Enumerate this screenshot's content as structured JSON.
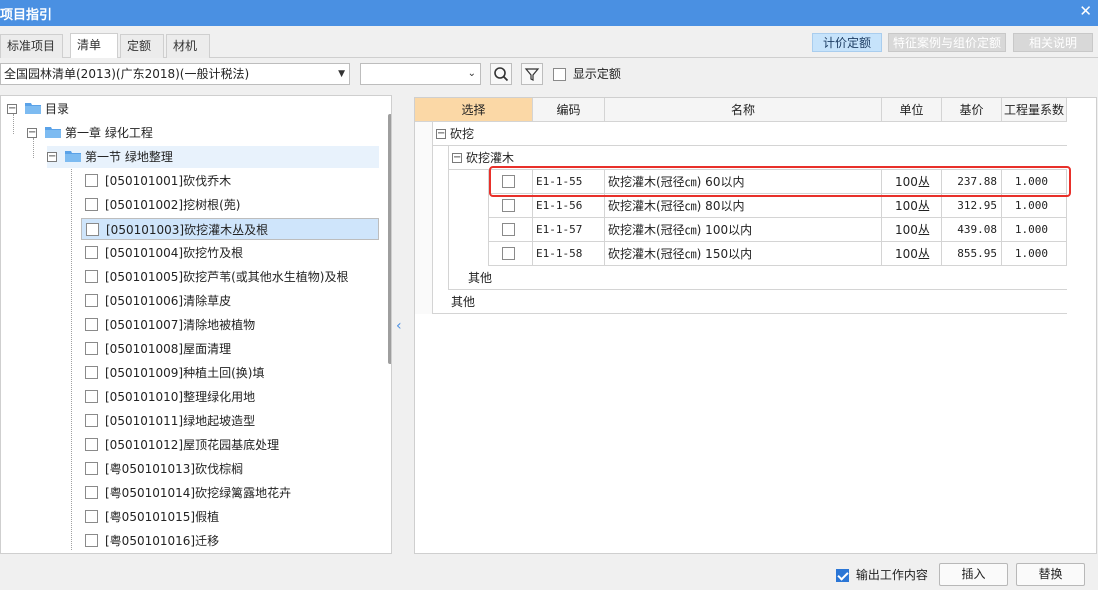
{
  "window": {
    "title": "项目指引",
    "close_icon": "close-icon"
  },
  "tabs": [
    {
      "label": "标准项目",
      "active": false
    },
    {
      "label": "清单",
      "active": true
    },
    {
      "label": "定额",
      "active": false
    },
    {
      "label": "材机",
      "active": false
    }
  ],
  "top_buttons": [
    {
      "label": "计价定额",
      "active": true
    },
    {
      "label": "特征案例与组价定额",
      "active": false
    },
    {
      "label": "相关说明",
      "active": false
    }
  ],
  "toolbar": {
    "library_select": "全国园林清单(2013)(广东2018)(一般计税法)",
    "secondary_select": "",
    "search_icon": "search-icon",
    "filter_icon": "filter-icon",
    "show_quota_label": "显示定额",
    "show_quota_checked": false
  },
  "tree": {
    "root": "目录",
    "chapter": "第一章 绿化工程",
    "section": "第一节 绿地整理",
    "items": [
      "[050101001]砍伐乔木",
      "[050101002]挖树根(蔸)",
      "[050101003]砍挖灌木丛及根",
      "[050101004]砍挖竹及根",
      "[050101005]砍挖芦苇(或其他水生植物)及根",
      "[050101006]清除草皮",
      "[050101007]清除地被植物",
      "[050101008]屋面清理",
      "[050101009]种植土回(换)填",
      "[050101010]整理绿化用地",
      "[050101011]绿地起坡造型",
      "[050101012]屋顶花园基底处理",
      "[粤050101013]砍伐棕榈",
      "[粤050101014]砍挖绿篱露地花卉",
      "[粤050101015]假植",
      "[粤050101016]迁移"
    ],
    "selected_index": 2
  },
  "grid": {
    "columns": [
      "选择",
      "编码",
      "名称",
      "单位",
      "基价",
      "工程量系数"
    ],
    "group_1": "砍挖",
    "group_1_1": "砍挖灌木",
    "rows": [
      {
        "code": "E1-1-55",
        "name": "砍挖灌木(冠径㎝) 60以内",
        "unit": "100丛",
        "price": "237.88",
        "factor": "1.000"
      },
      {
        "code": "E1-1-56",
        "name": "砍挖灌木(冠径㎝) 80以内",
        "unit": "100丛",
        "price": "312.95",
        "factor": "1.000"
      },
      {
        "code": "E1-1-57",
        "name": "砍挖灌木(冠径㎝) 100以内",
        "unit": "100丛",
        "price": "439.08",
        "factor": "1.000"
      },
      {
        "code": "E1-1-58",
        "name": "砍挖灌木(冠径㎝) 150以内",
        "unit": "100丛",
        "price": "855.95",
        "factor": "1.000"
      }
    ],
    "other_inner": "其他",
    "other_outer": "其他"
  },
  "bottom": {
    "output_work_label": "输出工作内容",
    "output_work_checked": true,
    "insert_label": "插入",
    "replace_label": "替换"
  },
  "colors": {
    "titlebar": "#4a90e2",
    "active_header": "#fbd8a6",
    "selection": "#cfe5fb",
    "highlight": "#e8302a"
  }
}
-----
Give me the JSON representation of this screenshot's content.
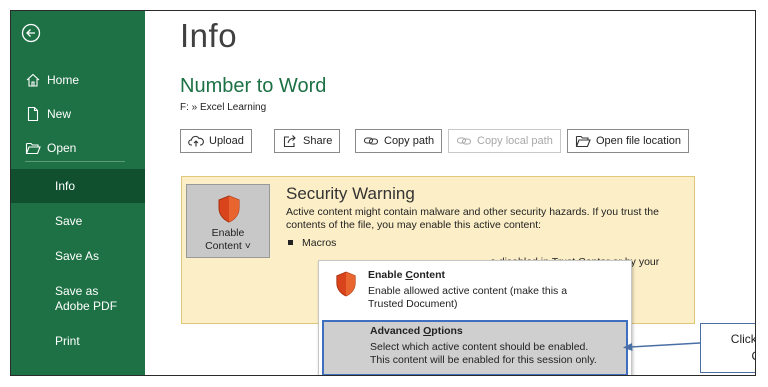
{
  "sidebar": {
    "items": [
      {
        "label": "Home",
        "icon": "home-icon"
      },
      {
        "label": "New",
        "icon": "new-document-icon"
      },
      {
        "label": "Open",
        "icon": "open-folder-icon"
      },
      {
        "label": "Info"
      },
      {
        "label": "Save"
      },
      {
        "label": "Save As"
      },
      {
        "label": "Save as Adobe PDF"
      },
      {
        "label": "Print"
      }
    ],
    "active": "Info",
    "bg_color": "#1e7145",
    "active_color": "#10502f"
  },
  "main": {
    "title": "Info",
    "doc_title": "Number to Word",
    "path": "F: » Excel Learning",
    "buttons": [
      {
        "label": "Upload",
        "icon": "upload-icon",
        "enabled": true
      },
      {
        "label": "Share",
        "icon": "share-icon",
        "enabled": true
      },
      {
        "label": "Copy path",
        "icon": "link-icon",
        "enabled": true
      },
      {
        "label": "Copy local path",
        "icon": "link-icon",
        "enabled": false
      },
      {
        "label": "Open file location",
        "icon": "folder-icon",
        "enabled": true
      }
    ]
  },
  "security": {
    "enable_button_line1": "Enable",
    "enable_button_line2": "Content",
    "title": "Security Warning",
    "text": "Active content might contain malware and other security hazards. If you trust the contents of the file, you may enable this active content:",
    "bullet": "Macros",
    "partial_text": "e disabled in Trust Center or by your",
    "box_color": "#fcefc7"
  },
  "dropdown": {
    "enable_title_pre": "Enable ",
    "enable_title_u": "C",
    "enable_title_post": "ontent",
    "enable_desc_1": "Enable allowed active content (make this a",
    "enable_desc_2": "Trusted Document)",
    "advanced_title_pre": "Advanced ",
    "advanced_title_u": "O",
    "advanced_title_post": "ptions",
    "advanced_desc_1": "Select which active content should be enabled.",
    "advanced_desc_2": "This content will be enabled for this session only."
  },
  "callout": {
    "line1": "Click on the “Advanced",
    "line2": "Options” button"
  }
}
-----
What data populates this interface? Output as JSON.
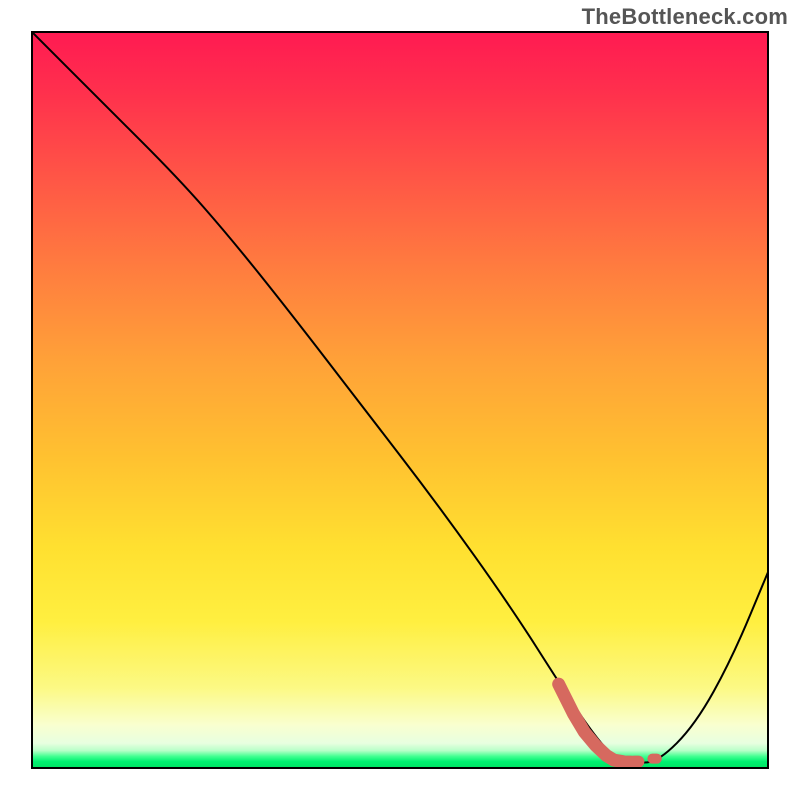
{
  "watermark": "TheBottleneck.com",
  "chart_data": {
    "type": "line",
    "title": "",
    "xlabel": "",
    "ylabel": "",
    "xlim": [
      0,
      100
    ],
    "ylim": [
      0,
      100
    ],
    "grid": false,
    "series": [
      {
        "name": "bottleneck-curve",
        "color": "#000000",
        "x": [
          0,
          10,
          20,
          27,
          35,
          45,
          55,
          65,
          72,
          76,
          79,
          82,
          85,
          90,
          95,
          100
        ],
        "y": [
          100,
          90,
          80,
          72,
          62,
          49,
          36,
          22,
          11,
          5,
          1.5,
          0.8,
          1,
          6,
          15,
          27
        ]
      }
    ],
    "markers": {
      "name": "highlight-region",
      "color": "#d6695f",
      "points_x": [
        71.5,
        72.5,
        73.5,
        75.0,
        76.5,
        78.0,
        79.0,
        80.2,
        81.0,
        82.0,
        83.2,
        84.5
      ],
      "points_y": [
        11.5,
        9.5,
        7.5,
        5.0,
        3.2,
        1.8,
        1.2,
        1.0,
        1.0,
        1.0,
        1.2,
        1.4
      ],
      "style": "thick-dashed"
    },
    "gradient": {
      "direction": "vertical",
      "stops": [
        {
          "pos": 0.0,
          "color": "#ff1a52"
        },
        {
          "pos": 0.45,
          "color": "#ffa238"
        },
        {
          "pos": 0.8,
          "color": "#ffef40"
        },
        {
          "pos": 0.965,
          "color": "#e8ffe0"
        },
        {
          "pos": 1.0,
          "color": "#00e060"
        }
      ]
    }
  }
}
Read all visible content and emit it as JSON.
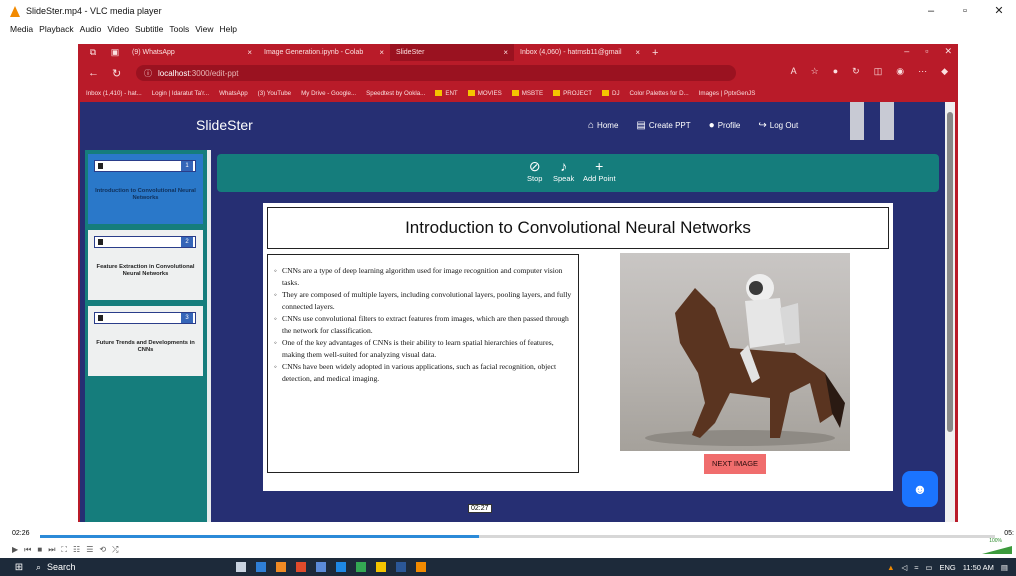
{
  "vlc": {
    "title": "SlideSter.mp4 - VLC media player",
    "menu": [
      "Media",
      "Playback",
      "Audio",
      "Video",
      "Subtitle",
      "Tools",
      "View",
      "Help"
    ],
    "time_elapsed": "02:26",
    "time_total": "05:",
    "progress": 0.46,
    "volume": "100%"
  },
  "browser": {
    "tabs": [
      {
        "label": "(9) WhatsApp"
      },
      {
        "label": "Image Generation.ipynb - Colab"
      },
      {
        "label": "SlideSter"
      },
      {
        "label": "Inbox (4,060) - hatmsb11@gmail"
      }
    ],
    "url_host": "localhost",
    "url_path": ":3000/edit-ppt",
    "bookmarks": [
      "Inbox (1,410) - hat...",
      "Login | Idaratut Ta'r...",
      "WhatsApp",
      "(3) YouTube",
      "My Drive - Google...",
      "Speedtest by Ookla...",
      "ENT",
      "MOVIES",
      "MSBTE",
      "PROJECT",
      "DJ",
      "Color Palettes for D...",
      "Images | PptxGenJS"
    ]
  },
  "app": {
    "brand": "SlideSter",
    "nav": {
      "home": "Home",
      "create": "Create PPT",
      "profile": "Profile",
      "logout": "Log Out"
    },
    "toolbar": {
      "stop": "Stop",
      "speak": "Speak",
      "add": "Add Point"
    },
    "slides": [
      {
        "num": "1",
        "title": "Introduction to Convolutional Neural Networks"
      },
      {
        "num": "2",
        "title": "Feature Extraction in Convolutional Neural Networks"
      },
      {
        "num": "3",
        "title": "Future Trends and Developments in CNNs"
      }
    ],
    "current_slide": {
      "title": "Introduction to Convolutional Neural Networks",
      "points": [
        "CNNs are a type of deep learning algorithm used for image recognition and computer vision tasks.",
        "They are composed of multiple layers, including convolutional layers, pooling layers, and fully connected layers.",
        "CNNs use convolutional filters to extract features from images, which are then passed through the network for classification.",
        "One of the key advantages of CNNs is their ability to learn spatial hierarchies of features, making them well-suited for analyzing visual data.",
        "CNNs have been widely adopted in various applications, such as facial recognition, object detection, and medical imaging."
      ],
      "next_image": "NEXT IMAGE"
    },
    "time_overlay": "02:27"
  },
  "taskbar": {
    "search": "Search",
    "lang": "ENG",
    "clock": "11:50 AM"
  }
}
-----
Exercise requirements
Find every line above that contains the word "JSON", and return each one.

Reply to the exercise
Enumerate this screenshot's content as structured JSON.
Give me the JSON representation of this screenshot's content.
What data populates this interface? Output as JSON.
Read all visible content and emit it as JSON.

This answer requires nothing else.